The most accurate way to estimate your moving costs is to obtain a quote from a moving company. Alternatively, if you have too much furniture to move, you can save money by renting a trailer for the day.

  1. Property Rates

Municipality rates are levied by the municipality in which your property is located and can be collected by an estate body corporate if you live in an estate. Since this is a recurring expense, you must ensure that your income will be sufficient to cover it.

When purchasing a home, this expense is factored into the offer to purchase. There is no need to make an estimation of how much you will incur on property rates.

  1. Monthly Service Fees

This is the fee levied by a bank for the administration of a home loan. The sum is small and can cost up to R69.00 depending on the bank you use. 

  1. Home Loan Repayment

This is the monthly payment you will have to make to repay your home loan.

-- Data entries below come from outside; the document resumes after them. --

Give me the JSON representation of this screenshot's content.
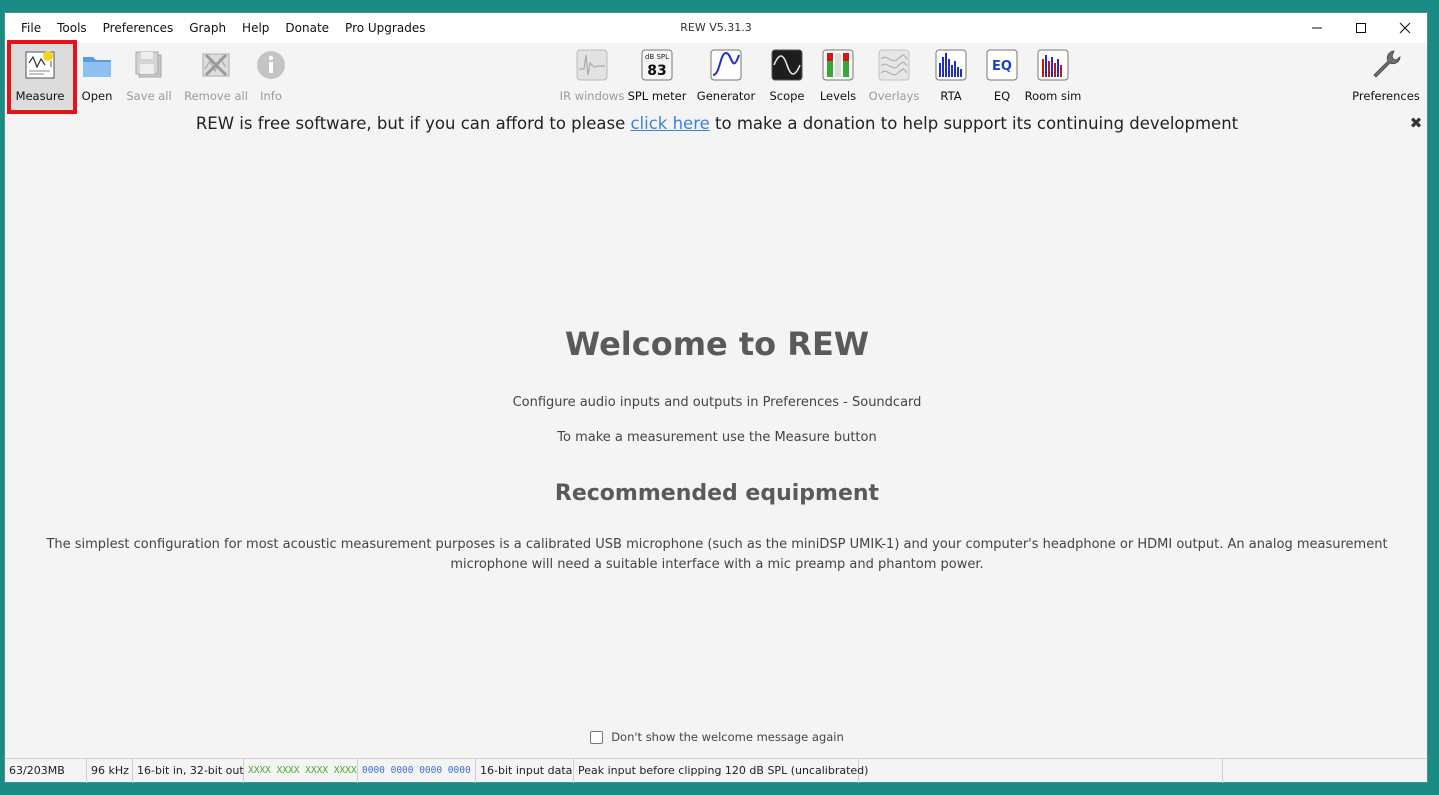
{
  "window": {
    "title": "REW V5.31.3"
  },
  "menu": [
    "File",
    "Tools",
    "Preferences",
    "Graph",
    "Help",
    "Donate",
    "Pro Upgrades"
  ],
  "toolbar": {
    "measure": "Measure",
    "open": "Open",
    "save_all": "Save all",
    "remove_all": "Remove all",
    "info": "Info",
    "ir_windows": "IR windows",
    "spl_meter": "SPL meter",
    "spl_unit": "dB SPL",
    "spl_value": "83",
    "generator": "Generator",
    "scope": "Scope",
    "levels": "Levels",
    "overlays": "Overlays",
    "rta": "RTA",
    "eq": "EQ",
    "eq_icon_text": "EQ",
    "room_sim": "Room sim",
    "preferences": "Preferences"
  },
  "banner": {
    "before": "REW is free software, but if you can afford to please ",
    "link": "click here",
    "after": " to make a donation to help support its continuing development"
  },
  "welcome": {
    "title": "Welcome to REW",
    "line1": "Configure audio inputs and outputs in Preferences - Soundcard",
    "line2": "To make a measurement use the Measure button",
    "rec_title": "Recommended equipment",
    "rec_text": "The simplest configuration for most acoustic measurement purposes is a calibrated USB microphone (such as the miniDSP UMIK-1) and your computer's headphone or HDMI output. An analog measurement microphone will need a suitable interface with a mic preamp and phantom power.",
    "dont_show": "Don't show the welcome message again"
  },
  "status": {
    "memory": "63/203MB",
    "rate": "96 kHz",
    "bits": "16-bit in, 32-bit out",
    "in_levels": "XXXX XXXX  XXXX XXXX",
    "out_levels": "0000 0000  0000 0000",
    "input_data": "16-bit input data",
    "peak": "Peak input before clipping 120 dB SPL (uncalibrated)"
  },
  "colors": {
    "desktop": "#1a8a85",
    "highlight": "#e3131c",
    "link": "#3d7fe0"
  }
}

Many home buyers only budget for this amount. Depending on the institution, the installments can be paid over a period of 20 to 30 years.

To pay off your home loan faster, you can make lump sum payments at different intervals to reduce the amount of loan repayment due. Those who make lump sum payments will pay less interest than those who pay in monthly installments only.

Monthly installments can make up 30% of your monthly income. Late payments are penalized with interest; therefore, you must make payments before they are due. 

  1. Home Contents Insurance

Home contents insurance is a type of insurance that protects your personal belongings from theft, damage, or loss. This product is non-obligatory, but it is recommended that you have it so that your furniture, fixtures, and other possessions are protected.

  1. Occupational Rent

When you occupy the newly purchased property before the transfer is completed, you will be required to rent the space. Since property transfers take up to 90 days to complete, you may be required to pay rent for three months.

Conclusion

We place too much emphasis on saving for a home loan repayment and overlook the costs associated with purchasing a home on credit. You have a better chance of coping financially after buying a house if you save for the 14 costs that you are likely to incur when purchasing a property. You will not be over-indebted because you will be able to cover the costs associated with your home loan and other related expenses.

Lethabo Ntsoane

Lethabo Ntsoane holds a Bachelors Degree in Accounting from the University of South Africa. He is a Financial Product commentator at Rateweb. He is an expect financial product analyst with years of experience in reviewing products and offering commentary. Lethabo majors in financial news, reviews and financial tips. He can be contacted at lethabo@rateweb.co.za

Published by
Lethabo Ntsoane